Exercise details: Look through the listing for the word "state". Copy each line that has it.

Records for the task:
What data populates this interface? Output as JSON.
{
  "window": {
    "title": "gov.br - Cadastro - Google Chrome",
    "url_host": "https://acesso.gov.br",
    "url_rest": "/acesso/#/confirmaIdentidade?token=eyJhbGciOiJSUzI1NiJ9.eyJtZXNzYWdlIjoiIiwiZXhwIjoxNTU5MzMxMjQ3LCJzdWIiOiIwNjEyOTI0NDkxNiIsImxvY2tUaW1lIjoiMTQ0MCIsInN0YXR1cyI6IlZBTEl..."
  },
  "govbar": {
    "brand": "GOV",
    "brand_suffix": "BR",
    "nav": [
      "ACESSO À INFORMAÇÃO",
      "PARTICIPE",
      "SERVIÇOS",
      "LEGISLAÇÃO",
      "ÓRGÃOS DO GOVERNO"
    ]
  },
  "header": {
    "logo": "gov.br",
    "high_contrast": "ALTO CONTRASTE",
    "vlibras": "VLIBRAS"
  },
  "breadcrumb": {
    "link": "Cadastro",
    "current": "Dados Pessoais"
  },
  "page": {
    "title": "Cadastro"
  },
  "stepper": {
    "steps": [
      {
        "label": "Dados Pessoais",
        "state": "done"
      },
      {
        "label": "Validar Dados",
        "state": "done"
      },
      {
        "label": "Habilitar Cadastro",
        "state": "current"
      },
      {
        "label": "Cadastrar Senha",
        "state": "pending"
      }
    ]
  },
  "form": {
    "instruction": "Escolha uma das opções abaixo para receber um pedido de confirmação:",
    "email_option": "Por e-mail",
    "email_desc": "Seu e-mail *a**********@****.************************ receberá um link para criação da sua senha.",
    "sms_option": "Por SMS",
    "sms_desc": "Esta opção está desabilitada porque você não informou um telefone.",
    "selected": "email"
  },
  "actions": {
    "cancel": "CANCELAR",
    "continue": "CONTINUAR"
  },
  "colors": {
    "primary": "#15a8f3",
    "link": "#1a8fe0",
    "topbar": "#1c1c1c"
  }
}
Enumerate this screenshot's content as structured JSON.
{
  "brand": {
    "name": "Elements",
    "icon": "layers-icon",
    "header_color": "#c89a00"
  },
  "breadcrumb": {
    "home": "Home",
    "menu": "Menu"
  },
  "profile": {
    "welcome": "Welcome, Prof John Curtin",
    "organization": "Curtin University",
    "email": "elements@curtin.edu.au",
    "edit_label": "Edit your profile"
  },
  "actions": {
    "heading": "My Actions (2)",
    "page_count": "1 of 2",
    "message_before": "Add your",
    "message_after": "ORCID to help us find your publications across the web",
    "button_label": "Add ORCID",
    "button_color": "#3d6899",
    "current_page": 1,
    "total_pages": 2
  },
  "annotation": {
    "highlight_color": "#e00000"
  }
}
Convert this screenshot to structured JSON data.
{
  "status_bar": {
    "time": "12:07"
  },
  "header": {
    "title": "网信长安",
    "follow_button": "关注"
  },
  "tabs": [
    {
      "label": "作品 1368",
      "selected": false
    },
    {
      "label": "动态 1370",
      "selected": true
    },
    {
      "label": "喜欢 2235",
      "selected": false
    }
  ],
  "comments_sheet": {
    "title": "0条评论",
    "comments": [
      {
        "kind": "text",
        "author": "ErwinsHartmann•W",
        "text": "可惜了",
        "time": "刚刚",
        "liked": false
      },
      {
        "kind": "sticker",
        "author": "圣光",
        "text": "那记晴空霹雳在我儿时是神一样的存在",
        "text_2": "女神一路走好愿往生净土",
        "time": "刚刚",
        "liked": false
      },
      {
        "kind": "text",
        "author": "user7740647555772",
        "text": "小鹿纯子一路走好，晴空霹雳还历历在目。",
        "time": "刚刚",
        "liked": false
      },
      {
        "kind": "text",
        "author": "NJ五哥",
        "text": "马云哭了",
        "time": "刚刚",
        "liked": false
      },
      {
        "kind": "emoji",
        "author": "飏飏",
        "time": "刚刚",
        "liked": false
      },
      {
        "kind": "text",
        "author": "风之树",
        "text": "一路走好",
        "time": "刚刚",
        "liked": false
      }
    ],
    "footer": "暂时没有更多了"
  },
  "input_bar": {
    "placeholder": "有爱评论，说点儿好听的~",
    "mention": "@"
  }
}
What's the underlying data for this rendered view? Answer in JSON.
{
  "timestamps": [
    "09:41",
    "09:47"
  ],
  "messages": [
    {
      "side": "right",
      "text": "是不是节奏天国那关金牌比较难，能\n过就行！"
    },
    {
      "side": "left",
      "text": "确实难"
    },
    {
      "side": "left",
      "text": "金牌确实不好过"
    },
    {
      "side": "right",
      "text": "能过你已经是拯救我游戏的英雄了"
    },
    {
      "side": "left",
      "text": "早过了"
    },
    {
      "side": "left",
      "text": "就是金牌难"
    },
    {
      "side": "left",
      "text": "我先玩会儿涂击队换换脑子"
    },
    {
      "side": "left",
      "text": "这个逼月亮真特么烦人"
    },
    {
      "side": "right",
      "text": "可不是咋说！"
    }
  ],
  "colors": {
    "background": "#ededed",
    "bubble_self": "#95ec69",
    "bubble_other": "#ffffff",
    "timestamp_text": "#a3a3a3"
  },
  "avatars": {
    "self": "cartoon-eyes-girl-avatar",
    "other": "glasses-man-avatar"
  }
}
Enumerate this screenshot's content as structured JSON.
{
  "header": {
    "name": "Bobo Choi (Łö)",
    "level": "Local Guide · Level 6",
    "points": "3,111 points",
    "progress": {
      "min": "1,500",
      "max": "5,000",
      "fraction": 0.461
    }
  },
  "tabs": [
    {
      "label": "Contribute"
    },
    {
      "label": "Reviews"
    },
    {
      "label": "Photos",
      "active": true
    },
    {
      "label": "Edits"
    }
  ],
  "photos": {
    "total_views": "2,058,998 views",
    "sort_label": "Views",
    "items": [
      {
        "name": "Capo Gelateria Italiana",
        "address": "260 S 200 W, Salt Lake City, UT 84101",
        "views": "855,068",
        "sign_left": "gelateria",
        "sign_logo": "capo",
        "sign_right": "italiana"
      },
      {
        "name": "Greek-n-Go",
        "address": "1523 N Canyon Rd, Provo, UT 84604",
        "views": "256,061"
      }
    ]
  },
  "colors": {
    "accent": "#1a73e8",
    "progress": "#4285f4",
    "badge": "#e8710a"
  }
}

Response to the exercise:
        "state": "done"
        "state": "done"
        "state": "current"
        "state": "pending"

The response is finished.